and  

By clicking 'Search' you
are agreeing to our
Terms of Use.

ES Rentals

    iJobs Job Widget
    iJobs Travel

    Recruitment Genius: Graphic Designer - Product Development

    £26000 - £29000 per annum: Recruitment Genius: The Product Development departm...

    Recruitment Genius: Assistant Manager - Visitor Fundraising

    £23000 per annum: Recruitment Genius: The Visitor Fundraising Team is responsi...

    Recruitment Genius: Developer

    £30000 - £35000 per annum: Recruitment Genius: This is an opportunity to join ...

    Recruitment Genius: Estates Contracts & Leases Manager

    £30000 - £34000 per annum: Recruitment Genius: The Estates Team of this group ...

    Day In a Page

    A nap a day could save your life - and here's why

    A nap a day could save your life

    A midday nap is 'associated with reduced blood pressure'
    If men are so obsessed by sex, why do they clam up when confronted with the grisly realities?

    If men are so obsessed by sex...

    ...why do they clam up when confronted with the grisly realities?
    The comedy titans of Avalon on their attempt to save BBC3

    Jon Thoday and Richard Allen-Turner

    The comedy titans of Avalon on their attempt to save BBC3
    The bathing machine is back... but with a difference
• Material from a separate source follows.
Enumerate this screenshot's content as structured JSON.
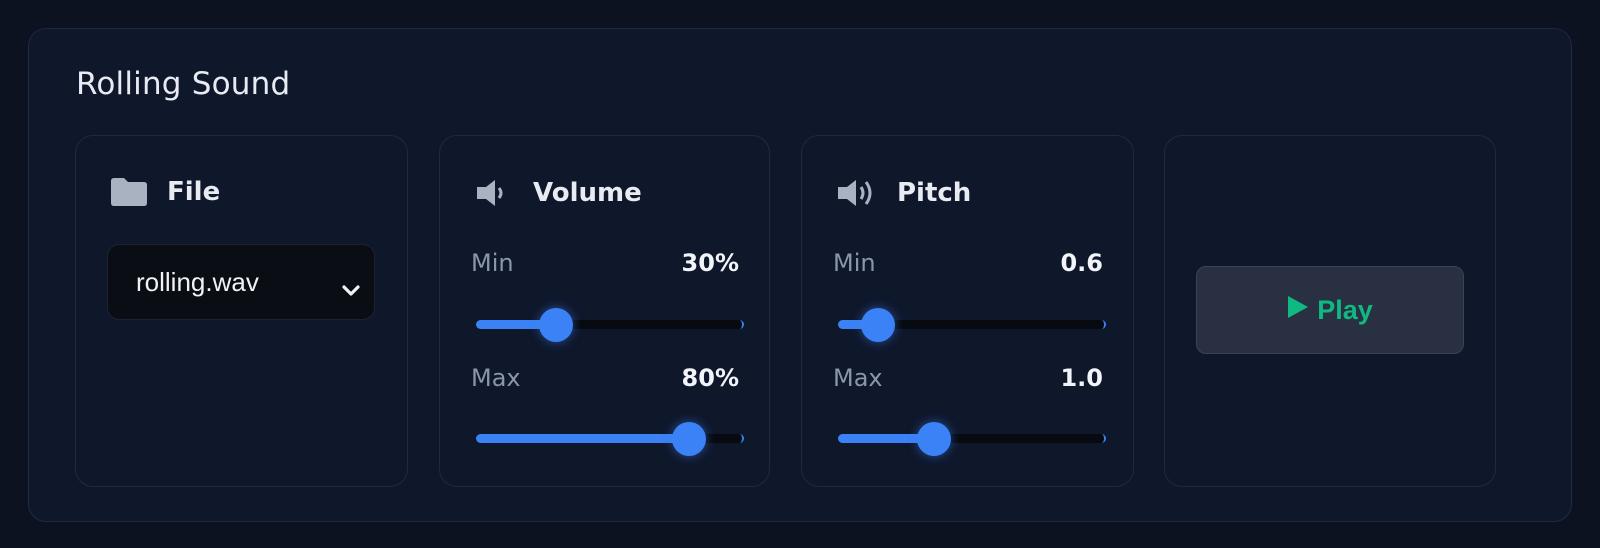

    Rolling in the deep

    The bathing machine is back but with a difference
    Part-privatised tests, new age limits, driverless cars: Tories plot motoring revolution

    Conservatives plot a motoring revolution

    Draft report reveals biggest reform to regulations since driving test introduced in 1935
    The Silk Roads that trace civilisation: Long before the West rose to power, Asian pathways were connecting peoples and places

    The Silk Roads that trace civilisation

    Long before the West rose to power, Asian pathways were connecting peoples and places
    House of Lords: Outcry as donors, fixers and MPs caught up in expenses scandal are ennobled

    The honours that shame Britain

    Outcry as donors, fixers and MPs caught up in expenses scandal are ennobled
    When it comes to street harassment, we need to talk about race

    'When it comes to street harassment, we need to talk about race'

    Why are black men living the stereotypes and why are we letting them get away with it?
    International Tap Festival: Forget Fred Astaire and Ginger Rogers - this dancing is improvised, spontaneous and rhythmic

    International Tap Festival comes to the UK

    Forget Fred Astaire and Ginger Rogers - this dancing is improvised, spontaneous and rhythmic
    War with Isis: Is Turkey's buffer zone in Syria a matter of self-defence – or just anti-Kurd?

    Turkey's buffer zone in Syria: self-defence – or just anti-Kurd?

    Ankara accused of exacerbating racial division by allowing Turkmen minority to cross the border
    Doris Lessing: Acclaimed novelist was kept under MI5 observation for 18 years, newly released papers show

    'A subversive brothel keeper and Communist'

    Acclaimed novelist Doris Lessing was kept under MI5 observation for 18 years, newly released papers show
    Big Blue Live: BBC's Springwatch offshoot swaps back gardens for California's Monterey Bay

    BBC heads to the Californian coast

    The Big Blue Live crew is preparing for the first of three episodes on Sunday night, filming from boats, planes and an aquarium studio
    Austin Bidwell: The Victorian fraudster who shook the Bank of England with the most daring forgery the world had known

    Victorian fraudster who shook the Bank of England

    Conman Austin Bidwell. was a heartless cad who carried out the most daring forgery the world had known
    Car hacking scandal: Security designed to stop thieves hot-wiring almost every modern motor has been cracked

    Car hacking scandal

    Security designed to stop thieves hot-wiring almost every modern motor has been cracked
    10 best placemats

    Take your seat: 10 best placemats

    Protect your table and dine in style with a bold new accessory